    Next, click “HISTORY” and read the summary of the battle that opens. Remember to use some of this information to answer the questions found on your activity sheet.

    After you have read about the events of the battle, scroll back to the top of the page and find the link “MYTHS AND MISCONCEPTIONS.” You do not need to read this whole page, but find a couple myths that interest you. Read the information on those myths to learn the truth about what happened at the Alamo!

   Now, scroll back to the top of the page, and click on the “CHRONOLOGY” link. You may skim through this information to see when the exact happenings of the battle took place. Remember to refer back to the questions on your activity sheet.
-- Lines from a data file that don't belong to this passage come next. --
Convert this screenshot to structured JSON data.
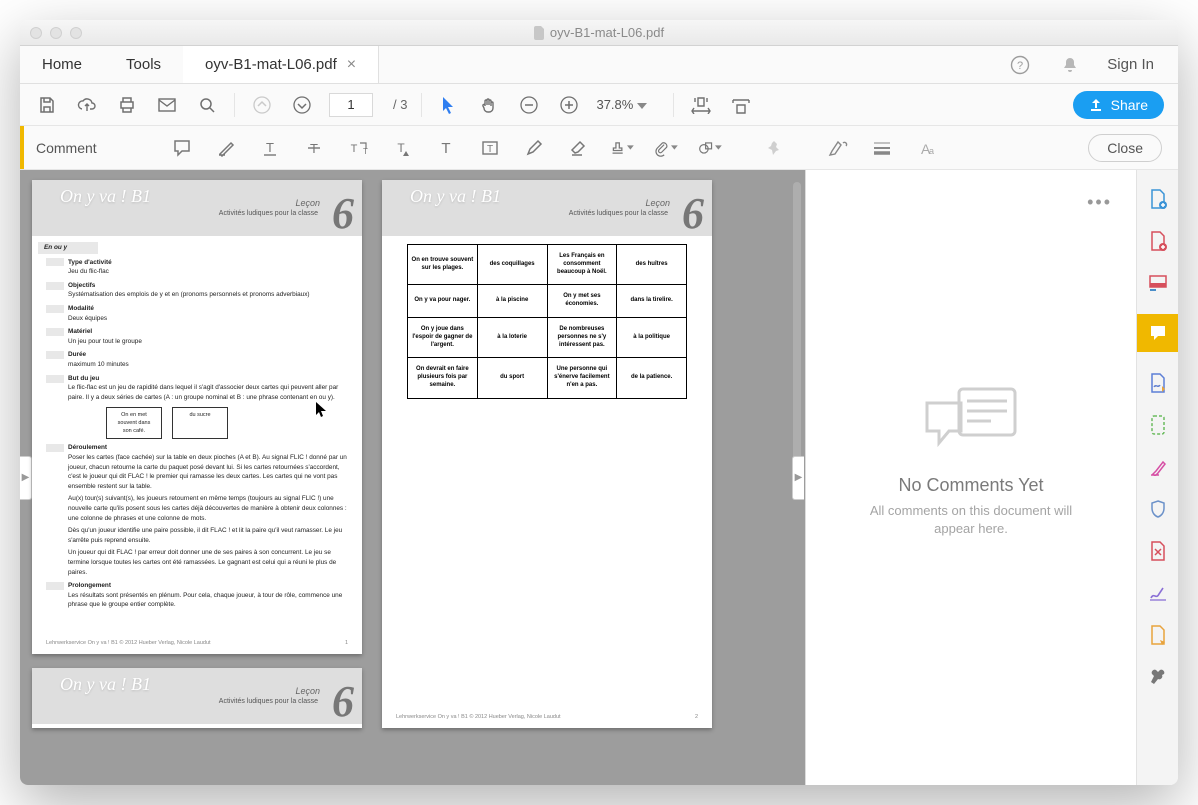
{
  "window": {
    "title": "oyv-B1-mat-L06.pdf"
  },
  "tabs": {
    "home": "Home",
    "tools": "Tools",
    "file": "oyv-B1-mat-L06.pdf",
    "signin": "Sign In"
  },
  "toolbar1": {
    "page_current": "1",
    "page_total": "/ 3",
    "zoom": "37.8%"
  },
  "share": {
    "label": "Share"
  },
  "toolbar2": {
    "label": "Comment",
    "close": "Close"
  },
  "comments": {
    "title": "No Comments Yet",
    "sub": "All comments on this document will appear here."
  },
  "doc_header": {
    "onyva": "On y va ! B1",
    "lecon": "Leçon",
    "big6": "6",
    "subtitle": "Activités ludiques pour la classe"
  },
  "page1": {
    "enouy": "En ou y",
    "s1": "Type d'activité",
    "p1": "Jeu du flic-flac",
    "s2": "Objectifs",
    "p2": "Systématisation des emplois de y et en (pronoms personnels et pronoms adverbiaux)",
    "s3": "Modalité",
    "p3": "Deux équipes",
    "s4": "Matériel",
    "p4": "Un jeu pour tout le groupe",
    "s5": "Durée",
    "p5": "maximum 10 minutes",
    "s6": "But du jeu",
    "p6a": "Le flic-flac est un jeu de rapidité dans lequel il s'agit d'associer deux cartes qui peuvent aller par paire. Il y a deux séries de cartes (A : un groupe nominal et B : une phrase contenant en ou y).",
    "box1": "On en met souvent dans son café.",
    "box2": "du sucre",
    "s7": "Déroulement",
    "p7a": "Poser les cartes (face cachée) sur la table en deux pioches (A et B). Au signal FLIC ! donné par un joueur, chacun retourne la carte du paquet posé devant lui. Si les cartes retournées s'accordent, c'est le joueur qui dit FLAC ! le premier qui ramasse les deux cartes. Les cartes qui ne vont pas ensemble restent sur la table.",
    "p7b": "Au(x) tour(s) suivant(s), les joueurs retournent en même temps (toujours au signal FLIC !) une nouvelle carte qu'ils posent sous les cartes déjà découvertes de manière à obtenir deux colonnes : une colonne de phrases et une colonne de mots.",
    "p7c": "Dès qu'un joueur identifie une paire possible, il dit FLAC ! et lit la paire qu'il veut ramasser. Le jeu s'arrête puis reprend ensuite.",
    "p7d": "Un joueur qui dit FLAC ! par erreur doit donner une de ses paires à son concurrent. Le jeu se termine lorsque toutes les cartes ont été ramassées. Le gagnant est celui qui a réuni le plus de paires.",
    "s8": "Prolongement",
    "p8": "Les résultats sont présentés en plénum. Pour cela, chaque joueur, à tour de rôle, commence une phrase que le groupe entier complète.",
    "footer": "Lehrwerkservice On y va ! B1 © 2012 Hueber Verlag, Nicole Laudut",
    "pn": "1"
  },
  "page2": {
    "grid": [
      [
        "On en trouve souvent sur les plages.",
        "des coquillages",
        "Les Français en consomment beaucoup à Noël.",
        "des huîtres"
      ],
      [
        "On y va pour nager.",
        "à la piscine",
        "On y met ses économies.",
        "dans la tirelire."
      ],
      [
        "On y joue dans l'espoir de gagner de l'argent.",
        "à la loterie",
        "De nombreuses personnes ne s'y intéressent pas.",
        "à la politique"
      ],
      [
        "On devrait en faire plusieurs fois par semaine.",
        "du sport",
        "Une personne qui s'énerve facilement n'en a pas.",
        "de la patience."
      ]
    ],
    "footer": "Lehrwerkservice On y va ! B1 © 2012 Hueber Verlag, Nicole Laudut",
    "pn": "2"
  }
}
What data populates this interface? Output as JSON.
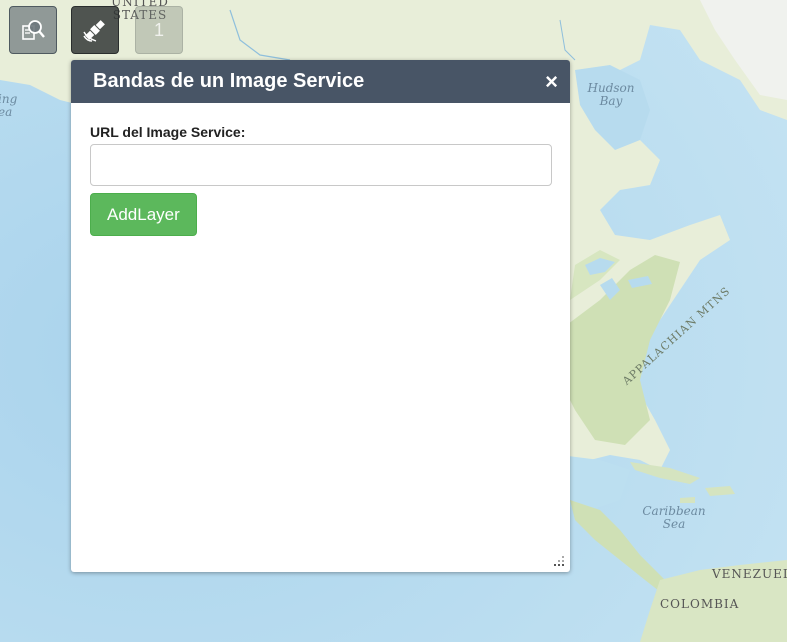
{
  "map": {
    "labels": {
      "united_states": "UNITED STATES",
      "hudson_bay": "Hudson Bay",
      "bering_sea": "ing ea",
      "appalachian": "APPALACHIAN MTNS",
      "caribbean": "Caribbean Sea",
      "venezuela": "VENEZUEL",
      "colombia": "COLOMBIA"
    },
    "colors": {
      "ocean": "#b9dcef",
      "land": "#e7edd8",
      "green": "#c7dbb0"
    }
  },
  "toolbar": {
    "buttons": [
      {
        "icon": "search-report-icon"
      },
      {
        "icon": "satellite-icon"
      },
      {
        "icon": "layer-count-icon",
        "text": "1"
      }
    ]
  },
  "panel": {
    "title": "Bandas de un Image Service",
    "close_label": "×",
    "url_label": "URL del Image Service:",
    "url_value": "",
    "url_placeholder": "",
    "add_button_label": "AddLayer"
  },
  "colors": {
    "header_bg": "#485566",
    "button_green": "#5cb85c"
  }
}
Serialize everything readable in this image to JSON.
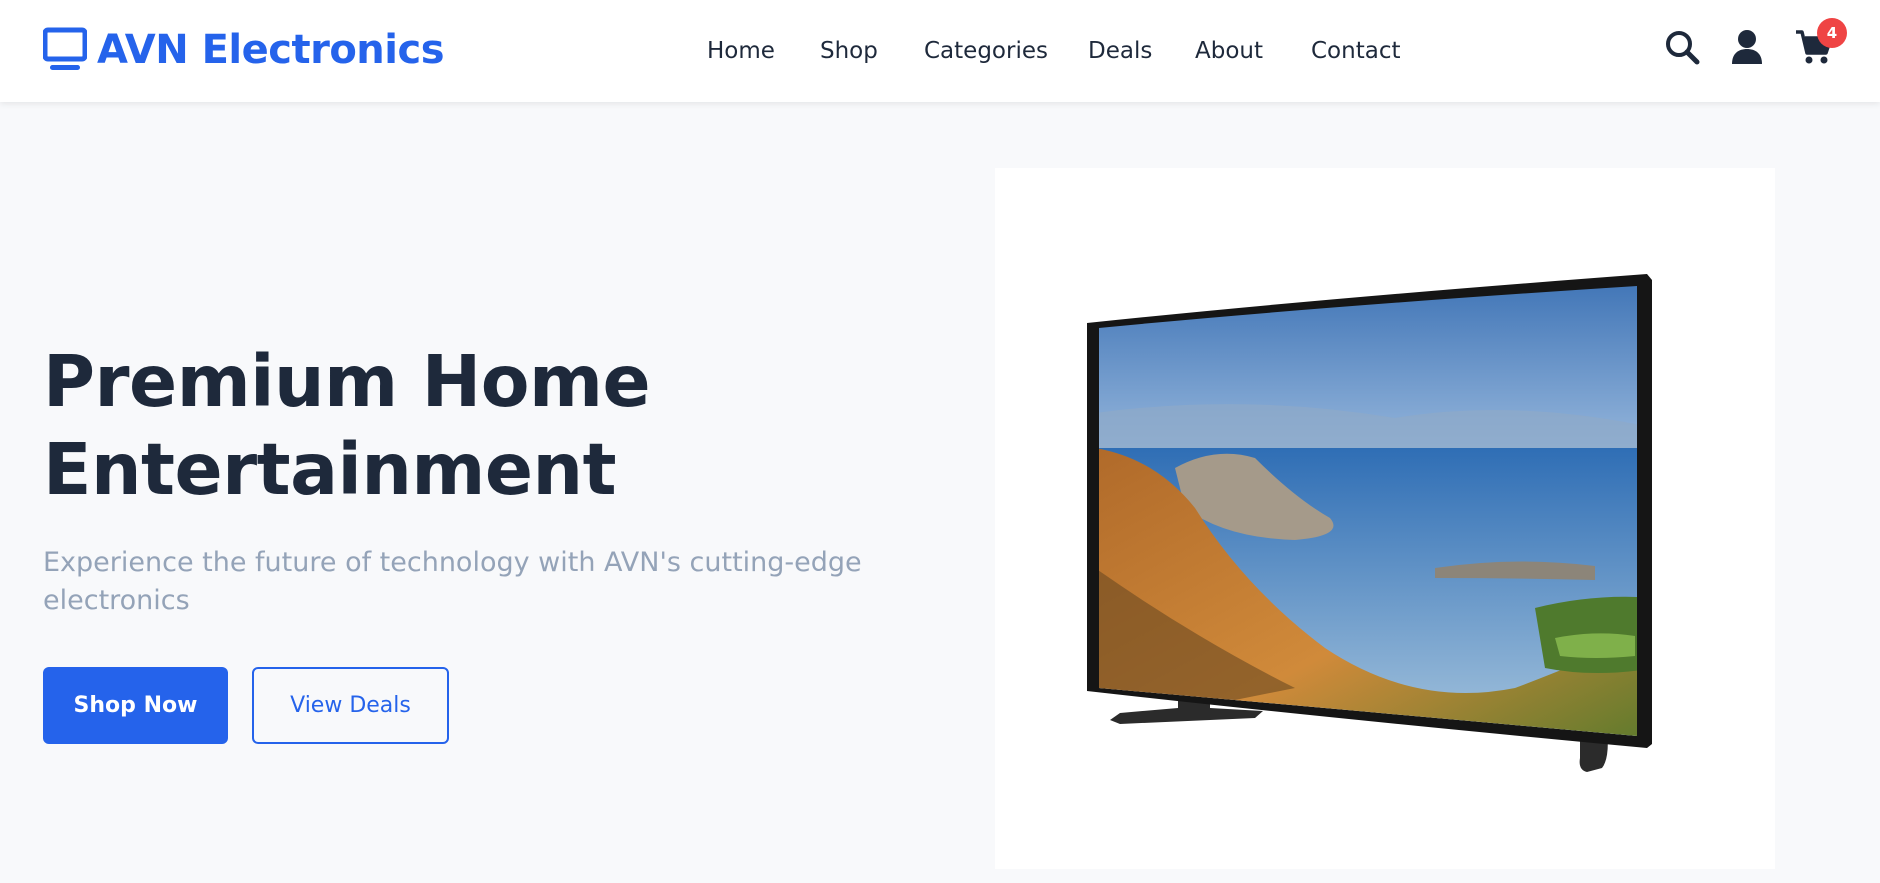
{
  "brand": {
    "name": "AVN Electronics",
    "icon": "monitor-icon",
    "color": "#2563eb"
  },
  "nav": {
    "items": [
      {
        "label": "Home"
      },
      {
        "label": "Shop"
      },
      {
        "label": "Categories"
      },
      {
        "label": "Deals"
      },
      {
        "label": "About"
      },
      {
        "label": "Contact"
      }
    ]
  },
  "header_icons": {
    "search": "search-icon",
    "account": "user-icon",
    "cart": "cart-icon",
    "cart_count": "4",
    "badge_color": "#ef4444"
  },
  "hero": {
    "title_line1": "Premium Home",
    "title_line2": "Entertainment",
    "subtitle_line1": "Experience the future of technology with AVN's cutting-edge",
    "subtitle_line2": "electronics",
    "primary_button": "Shop Now",
    "secondary_button": "View Deals",
    "image": "curved-tv-image"
  },
  "colors": {
    "accent": "#2563eb",
    "heading": "#1e293b",
    "muted": "#94a3b8",
    "background": "#f8f9fb"
  }
}
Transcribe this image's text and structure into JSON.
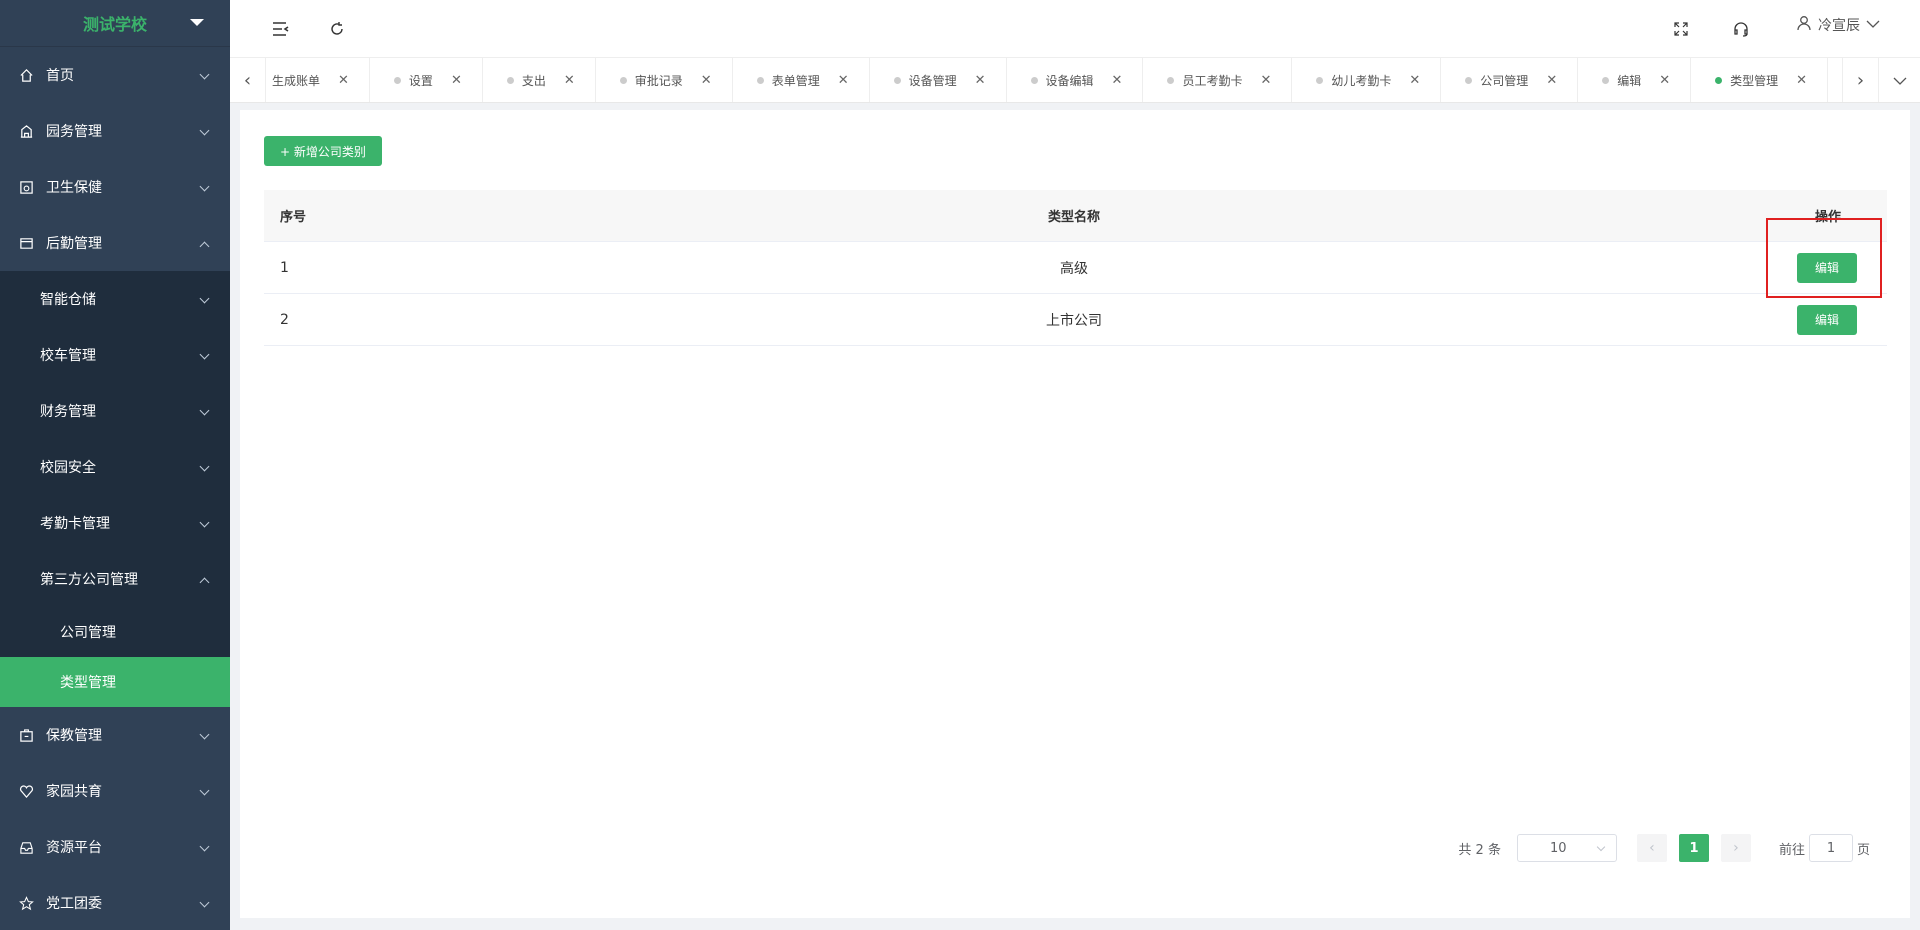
{
  "brand": {
    "title": "测试学校"
  },
  "sidebar": {
    "items": [
      {
        "label": "首页",
        "icon": "home-icon"
      },
      {
        "label": "园务管理",
        "icon": "building-icon"
      },
      {
        "label": "卫生保健",
        "icon": "health-icon"
      },
      {
        "label": "后勤管理",
        "icon": "logistics-icon"
      }
    ],
    "logistics_sub": [
      {
        "label": "智能仓储"
      },
      {
        "label": "校车管理"
      },
      {
        "label": "财务管理"
      },
      {
        "label": "校园安全"
      },
      {
        "label": "考勤卡管理"
      },
      {
        "label": "第三方公司管理"
      }
    ],
    "third_party_sub": [
      {
        "label": "公司管理"
      },
      {
        "label": "类型管理"
      }
    ],
    "bottom_items": [
      {
        "label": "保教管理",
        "icon": "education-icon"
      },
      {
        "label": "家园共育",
        "icon": "heart-icon"
      },
      {
        "label": "资源平台",
        "icon": "inbox-icon"
      },
      {
        "label": "党工团委",
        "icon": "star-icon"
      }
    ]
  },
  "header": {
    "user_name": "冷宣辰"
  },
  "tabs": [
    {
      "label": "生成账单"
    },
    {
      "label": "设置"
    },
    {
      "label": "支出"
    },
    {
      "label": "审批记录"
    },
    {
      "label": "表单管理"
    },
    {
      "label": "设备管理"
    },
    {
      "label": "设备编辑"
    },
    {
      "label": "员工考勤卡"
    },
    {
      "label": "幼儿考勤卡"
    },
    {
      "label": "公司管理"
    },
    {
      "label": "编辑"
    },
    {
      "label": "类型管理"
    }
  ],
  "main": {
    "add_button": "+ 新增公司类别",
    "columns": [
      "序号",
      "类型名称",
      "操作"
    ],
    "rows": [
      {
        "index": "1",
        "name": "高级",
        "action": "编辑"
      },
      {
        "index": "2",
        "name": "上市公司",
        "action": "编辑"
      }
    ]
  },
  "pagination": {
    "total": "共 2 条",
    "page_size": "10",
    "current": "1",
    "goto_prefix": "前往",
    "goto_value": "1",
    "goto_suffix": "页"
  },
  "colors": {
    "accent": "#3bb36b",
    "sidebar_bg": "#304156",
    "highlight": "#e02020"
  }
}
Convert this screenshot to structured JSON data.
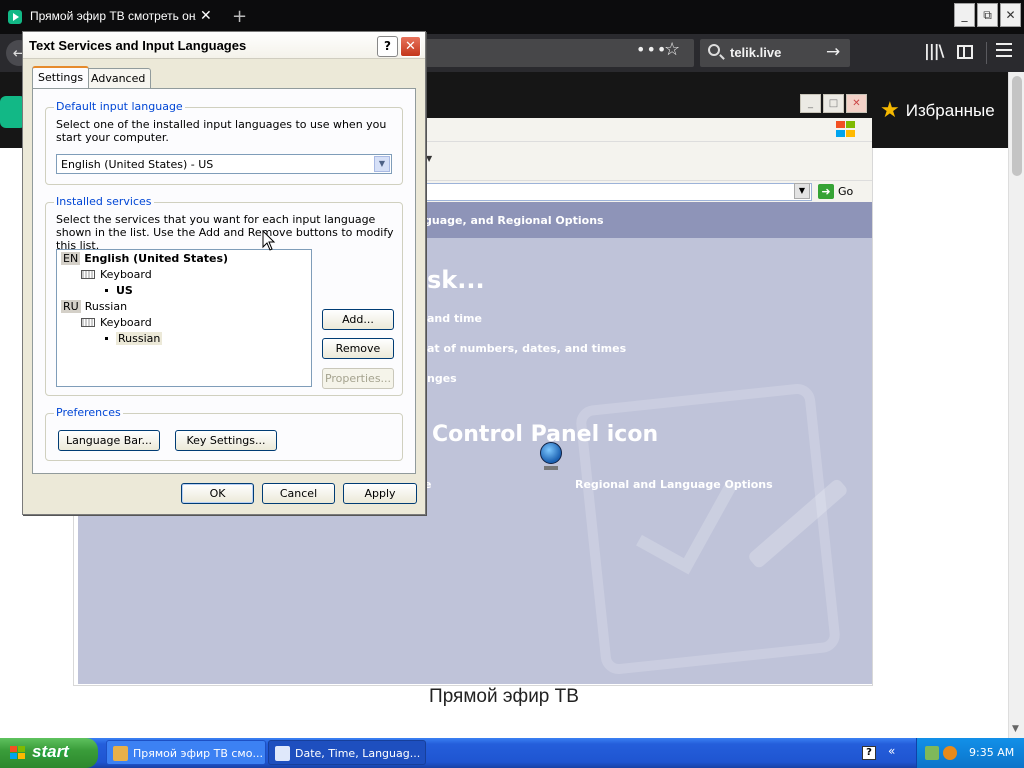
{
  "browser": {
    "tab_title": "Прямой эфир ТВ смотреть онлай",
    "tab_close": "✕",
    "new_tab": "+",
    "window_buttons": [
      "_",
      "⧉",
      "✕"
    ],
    "search_text": "telik.live",
    "dots": "•••"
  },
  "site": {
    "favorites_label": "Избранные",
    "video_caption": "Прямой эфир ТВ"
  },
  "control_panel": {
    "go_label": "Go",
    "breadcrumb": "guage, and Regional Options",
    "task_heading": "sk...",
    "links": [
      "and time",
      "at of numbers, dates, and times",
      "nges"
    ],
    "icon_heading": "Control Panel icon",
    "icon_link_left": "e",
    "icon_link_regional": "Regional and Language Options"
  },
  "dialog": {
    "title": "Text Services and Input Languages",
    "help_button": "?",
    "close_button": "✕",
    "tabs": [
      "Settings",
      "Advanced"
    ],
    "default_group": {
      "legend": "Default input language",
      "description": "Select one of the installed input languages to use when you start your computer.",
      "selected_value": "English (United States) - US"
    },
    "installed_group": {
      "legend": "Installed services",
      "description": "Select the services that you want for each input language shown in the list. Use the Add and Remove buttons to modify this list.",
      "tree": [
        {
          "code": "EN",
          "name": "English (United States)",
          "category": "Keyboard",
          "layout": "US"
        },
        {
          "code": "RU",
          "name": "Russian",
          "category": "Keyboard",
          "layout": "Russian"
        }
      ],
      "add_button": "Add...",
      "remove_button": "Remove",
      "properties_button": "Properties..."
    },
    "preferences_group": {
      "legend": "Preferences",
      "language_bar_button": "Language Bar...",
      "key_settings_button": "Key Settings..."
    },
    "ok_button": "OK",
    "cancel_button": "Cancel",
    "apply_button": "Apply"
  },
  "taskbar": {
    "start_label": "start",
    "tasks": [
      "Прямой эфир ТВ смо...",
      "Date, Time, Languag..."
    ],
    "help_icon": "?",
    "chevron": "«",
    "clock": "9:35 AM"
  },
  "colors": {
    "firefox_dark": "#0c0c0d",
    "firefox_toolbar": "#2a2a2e",
    "site_accent": "#12b886",
    "xp_taskbar_blue": "#245edb",
    "xp_start_green": "#3a9d3a",
    "xp_dialog_face": "#ece9d8",
    "xp_group_legend": "#0046d5"
  }
}
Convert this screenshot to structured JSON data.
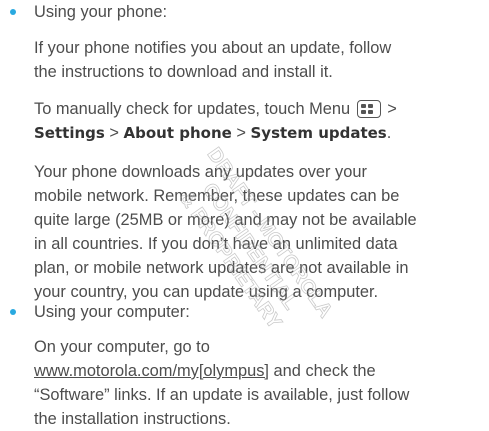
{
  "content": {
    "bullet1": {
      "label": "Using your phone:",
      "para1": [
        "If your phone notifies you about an update, follow",
        "the instructions to download and install it."
      ],
      "para2": {
        "line1_prefix": "To manually check for updates, touch Menu",
        "line1_suffix": ">",
        "line2": {
          "settings": "Settings",
          "sep1": " > ",
          "about": "About phone",
          "sep2": " > ",
          "system": "System updates",
          "end": "."
        }
      },
      "para3": [
        "Your phone downloads any updates over your",
        "mobile network. Remember, these updates can be",
        "quite large (25MB or more) and may not be available",
        "in all countries. If you don’t have an unlimited data",
        "plan, or mobile network updates are not available in",
        "your country, you can update using a computer."
      ]
    },
    "bullet2": {
      "label": "Using your computer:",
      "para1": {
        "line1": "On your computer, go to",
        "link": "www.motorola.com/my[olympus]",
        "line2_rest": " and check the",
        "line3": "“Software” links. If an update is available, just follow",
        "line4": "the installation instructions."
      }
    }
  },
  "watermark": {
    "lines": [
      "DRAFT - MOTOROLA",
      "CONFIDENTIAL",
      "& PROPRIETARY"
    ]
  },
  "colors": {
    "text": "#4d4d4d",
    "bullet": "#29a9e0",
    "watermark": "#a0a0a0"
  },
  "icons": {
    "menu": "menu-key-icon"
  }
}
    After answering the questions, scroll to the top of the page and look for the links of the left hand side of the page. Click on “ALAMO BATTLEFIELD TOUR” to see some real pictures from the Alamo. This is what you would see if you traveled to San Antonio to visit the site today!

   Go back to the top of the page, and now click “IN THEIR OWN WORDS.” This section contains letters and accounts from those present at the Alamo years ago. Choose one individual’s account to read, and learn something from an insider’s prospective!

After you have completed these steps and the activity sheet, you have completed the virtual field trip! Congratulations! Now, you may scroll to the bottom of any page and click on the “JUST FOR KIDS” link. Explore this part of the site on your own, and play the games provided!


Activity Sheet

Who was the Alamo (Mission San Antonio de Valero) a home to originally?

“Alamo” is the Spanish word for _____________________.

How many days did the defenders hold out against Santa Anna’s army?  ________

Name 2 individuals part of the Alamo’s garrison.

Who won the battle of the Alamo?  The Mexicans    or     The Texans

Choose 2 myths or misconceptions you learned about, and explain them below. Make sure to define the myth, and then explain what the truth actually is.



Identify the dates that the following events occurred:

_________________: Bowie and Neill vow “…we will rather die in these ditches than give it up to the enemy.”

_________________: David Crockett arrives in San Antonio de Bexar with 12 volunteers.

_________________: The Alamo falls in a predawn assault.

Below, tell whose letter or account you decided to read. Summarize what that person had to say.

My Field Trip Report

Fill in the Blank (2pts each)

1. The Alamo is the sight and symbol of ____________  and  a   Spanish


2. Approximately 200 _________ barricaded themselves into the Alamo?

3. Who led the Mexican soldiers?

4. How long did the battle last?

5. How long did the siege last?

5. True or False: The Mexican army attacked from only one side.

6. How many Texans survived the Battle of the Alamo?

7. Six weeks later the Texans defeated the Mexican army in the Battle of ___________.

8. The Texans shouted REMEMBER THE _________

9. After the revolution _______ gained independence.

10. In regards to William B. Travis’ purpose for writing his letter?

           Who was the letter addressed to? 

           What was his purpose in writing the letter?

11. How many men gave up their lives? 

12.The battle of ___________ led up to the battle of the Alamo?


Short Answer (10 pts each):

If you were William B. Travis what would you have written in your letter?

Legend has it that Travis drew a line in the sand and asked the ones willing to fight to cross over the line and join him? Would you have crossed over line to stay and  fight or would you have returned home? Explain your answer